I leese my life, in that each secret thought, Which I conceaue through wanton fond regard, (15) Doth make me say, that life auaileth nought, Where seruice cannot haue a due reward. I dare not name the Nimph that workes my smart, Though Loue hath grau’n her name within my |(hart.
FINIS. Tho. Watson.
¶ Montanus Sonnet to his faire Phæbe. +
A Turtle sate vpon a leauelesse tree, Mourning her absent pheare, With sad and sorrie cheare. About her wondring stood, (5) The Citizens of wood. And whilst her plumes she rents, And for her Loue laments: The stately trees complaine them, The birds with sorrow paine them. (10) Each one that doth her view, Her paines and sorrowes rue. But were the sorrowes knowne, That me hath ouer-throwne: Oh how would Phæbe sigh, if she did looke on mee?

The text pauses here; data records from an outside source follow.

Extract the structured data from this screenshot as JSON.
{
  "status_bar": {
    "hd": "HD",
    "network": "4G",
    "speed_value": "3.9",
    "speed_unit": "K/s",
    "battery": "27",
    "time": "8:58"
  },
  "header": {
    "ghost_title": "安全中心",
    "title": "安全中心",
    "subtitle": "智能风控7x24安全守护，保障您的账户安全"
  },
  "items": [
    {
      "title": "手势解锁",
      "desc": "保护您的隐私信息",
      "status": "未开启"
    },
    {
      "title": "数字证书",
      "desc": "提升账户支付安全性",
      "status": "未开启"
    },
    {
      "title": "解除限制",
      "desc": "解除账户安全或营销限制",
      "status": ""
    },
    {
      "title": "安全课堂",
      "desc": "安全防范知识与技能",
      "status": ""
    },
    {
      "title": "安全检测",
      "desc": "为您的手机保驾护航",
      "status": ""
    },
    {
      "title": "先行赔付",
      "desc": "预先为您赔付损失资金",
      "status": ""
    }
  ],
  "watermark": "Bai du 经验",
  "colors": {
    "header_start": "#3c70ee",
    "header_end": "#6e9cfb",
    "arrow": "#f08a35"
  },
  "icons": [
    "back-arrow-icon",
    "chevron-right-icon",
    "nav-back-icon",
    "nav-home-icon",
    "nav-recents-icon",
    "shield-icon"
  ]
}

(15) The loue-sicke Polipheme that could not see, Who on the barren shoare, His fortunes did deplore: And melteth all in mone, For Galatea gone, (20) And with his cries